what Game of Thrones excels at, moments of emotional manipulation which have us
conflicted over our relationship with each character. We’ve been conditioned to
applaud Jaime’s redemption and basically hate Cersei as Queen Bitch, but those
get all inverted. You can only feel sad for Cersei, even in spite of her
misdirected anger at Tyrion. Her beloved (if only by her) son is dead, her
power is slipping away from her, she is no longer queen, her dad just stole her other son away from her, Jaime refuses her by
being very apprehensive about killing Tyrion, and then Jaime rapes her (yes,
despite all the online controversy over intentions and interpretations and
editing and blocking and “eventual consent,” despite the consensual nature of
what was originally depicted in the book, what occurred in the show looked like
rape to me). Cersei’s power is slipping away in so many ways, and like most
insecure people, she will continue to overcompensate when she’s feeling
threatened.

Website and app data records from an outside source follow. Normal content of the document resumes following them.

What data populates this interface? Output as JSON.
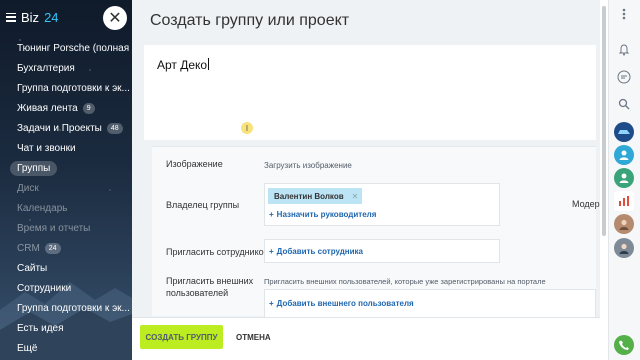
{
  "brand": {
    "name": "Biz",
    "suffix": "24"
  },
  "menu": [
    {
      "label": "Тюнинг Porsche (полная ...",
      "dim": false
    },
    {
      "label": "Бухгалтерия",
      "dim": false
    },
    {
      "label": "Группа подготовки к эк...",
      "dim": false
    },
    {
      "label": "Живая лента",
      "count": "9",
      "dim": false
    },
    {
      "label": "Задачи и Проекты",
      "count": "48",
      "dim": false
    },
    {
      "label": "Чат и звонки",
      "dim": false
    },
    {
      "label": "Группы",
      "dim": false,
      "active": true
    },
    {
      "label": "Диск",
      "dim": true
    },
    {
      "label": "Календарь",
      "dim": true
    },
    {
      "label": "Время и отчеты",
      "dim": true
    },
    {
      "label": "CRM",
      "count": "24",
      "dim": true
    },
    {
      "label": "Сайты",
      "dim": false
    },
    {
      "label": "Сотрудники",
      "dim": false
    },
    {
      "label": "Группа подготовки к эк...",
      "dim": false
    },
    {
      "label": "Есть идея",
      "dim": false
    },
    {
      "label": "Ещё",
      "dim": false
    }
  ],
  "panel": {
    "title": "Создать группу или проект",
    "name_value": "Арт Деко"
  },
  "form": {
    "image_label": "Изображение",
    "upload_link": "Загрузить изображение",
    "owner_label": "Владелец группы",
    "owner_name": "Валентин Волков",
    "assign_managers": "Назначить руководителя",
    "moderators_label": "Модера",
    "invite_label": "Пригласить сотрудников",
    "add_employee": "Добавить сотрудника",
    "invite_external_label": "Пригласить внешних пользователей",
    "external_hint": "Пригласить внешних пользователей, которые уже зарегистрированы на портале",
    "add_external": "Добавить внешнего пользователя"
  },
  "footer": {
    "create_label": "СОЗДАТЬ ГРУППУ",
    "cancel_label": "ОТМЕНА"
  },
  "colors": {
    "accent_green": "#bbed21",
    "link_blue": "#2067b0",
    "tag_blue": "#bde4f5",
    "brand_cyan": "#2fc6f6"
  }
}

Power is the most fickle mistress in Westeros.
6)Arya is learning to be quite the little social
chameleon, which is great foreshadowing. Also? Rabbit Stew. Happy Easter!
7)It was very thoughtful of the writers to give a

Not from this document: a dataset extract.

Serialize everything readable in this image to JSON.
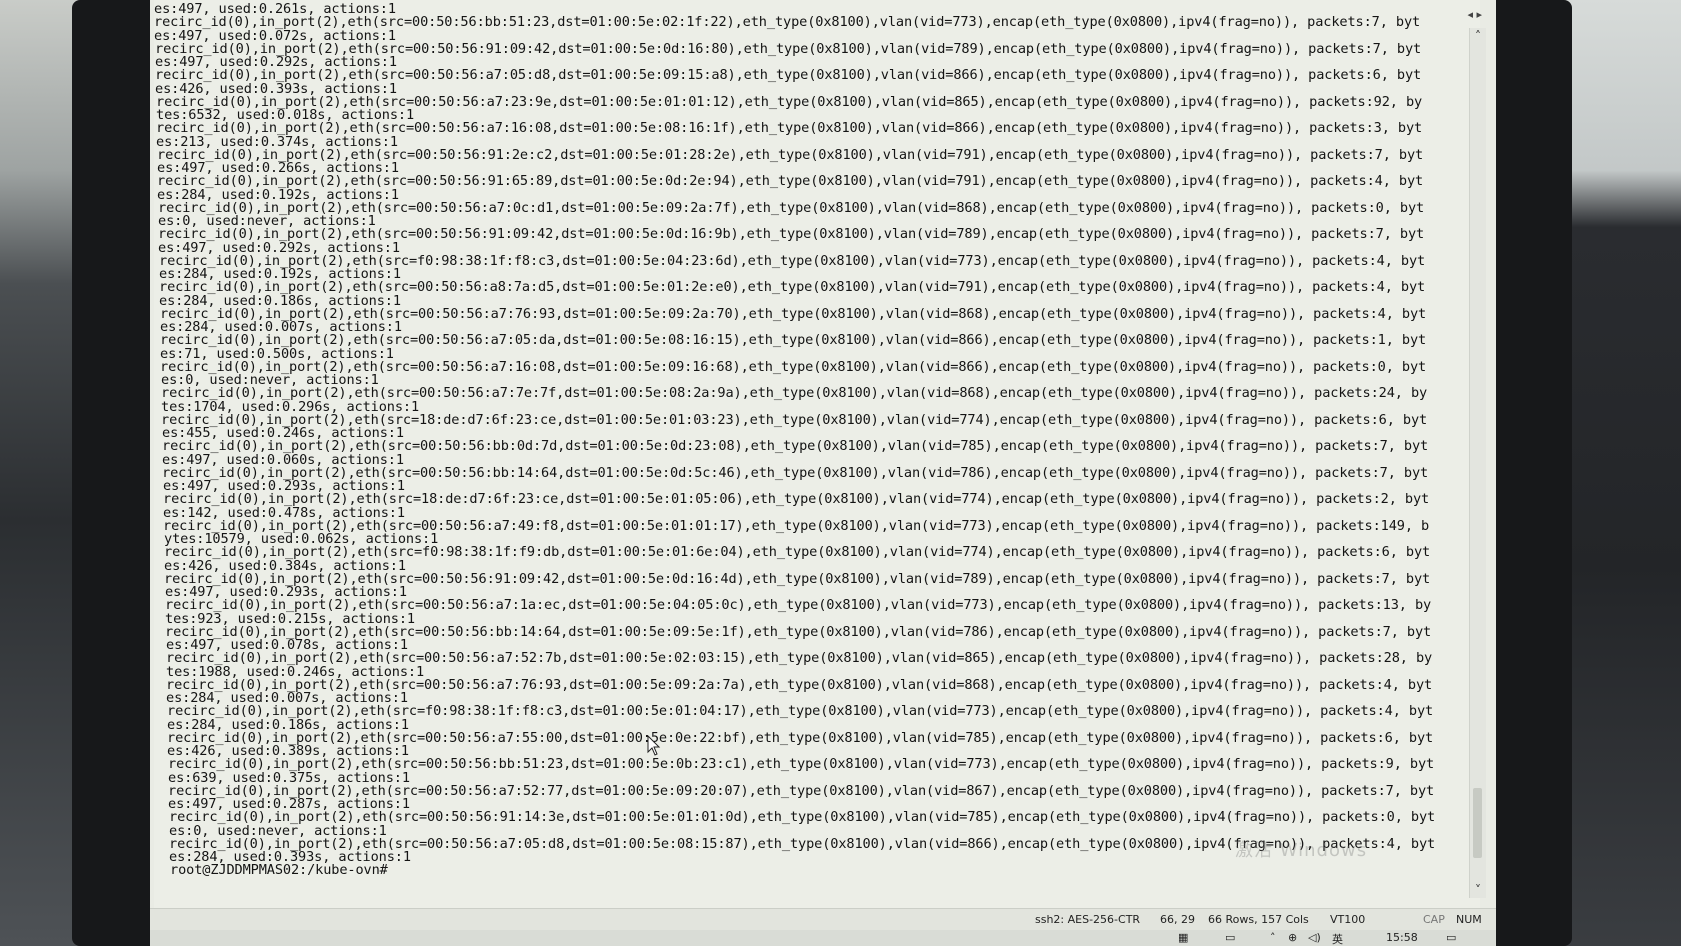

nod to ASOIAF fandom by actually calling out “The Red Wedding” by name. Will we
see the same for The Purple Wedding?
8)The fate of the farmer that takes in Arya and
The Hound is example #137 of the noble ways dying in Westeros, foreshadowed by
talk of Guest Rights that were obliterated at The Red Wedding. Later, Tyrion’s
conversation with Pod exudes the same, as the poor squire is so loyal he’d
probably die for it, truly a dying sensibility in the land of cold ambition at
all costs. I’ve grown a bit tired of Arya and The Hound wandering The
Riverlands, so efforts to create scenes like this or to include The Hound
giving Arya some tough love are most welcome.
9)Sam struggling to find every which way to say “I
love you” to Gilly without having to say those exact words. He’s pushing her
away to protect her, something Tyrion did with Shae, something Tyrion is now
doing with Podrick. It’s a thematic constant in the show lately. Tyrion
basically breaks Pod’s heart by trying to save his life. He also gets in some
good verbal licks about the ominous “they,” or “the man pulling the strings,”
proof that the language is laced with additional meaning for people paying very
10)Pirates vs. Smugglers.
11)Tywin recruiting Oberyn for The Small Council is
a brilliant example of Papa Lannister playing the long game. He’s a man
concerned with his legacy, his family’s legacy, and he’s able to see the
strategic big picture and not just roll up his sleeves to win the tactical
matches. In his long view of the world, The Martells of Dorne can only be
allies against the open-rebellion Greyjoys, Wildlings advancing on The Wall, or
the little matter of “the Targaryen girl with three dragons.”
12)It’s a great irony that Tywin and Oberyn debate
the poison assassination plot while standing in Littlefinger’s brothel, a fact
that Tywin even mentions in a roundabout way.
13)The show basically makes itself irresistible
with cinematic flourish, this week’s example being Dany picking her champion.
It re-establishes her relationships with Grey Worm, Ser Barristan Selmy, and
Ser Jorah Mormont. It also offers doses of humor and action as Daario Naharis
dispatches the champion of Meereen, even though it’s still just another
mechanism to keep us entertained in spite of the repetitive nature of Dany’s
march through Essos.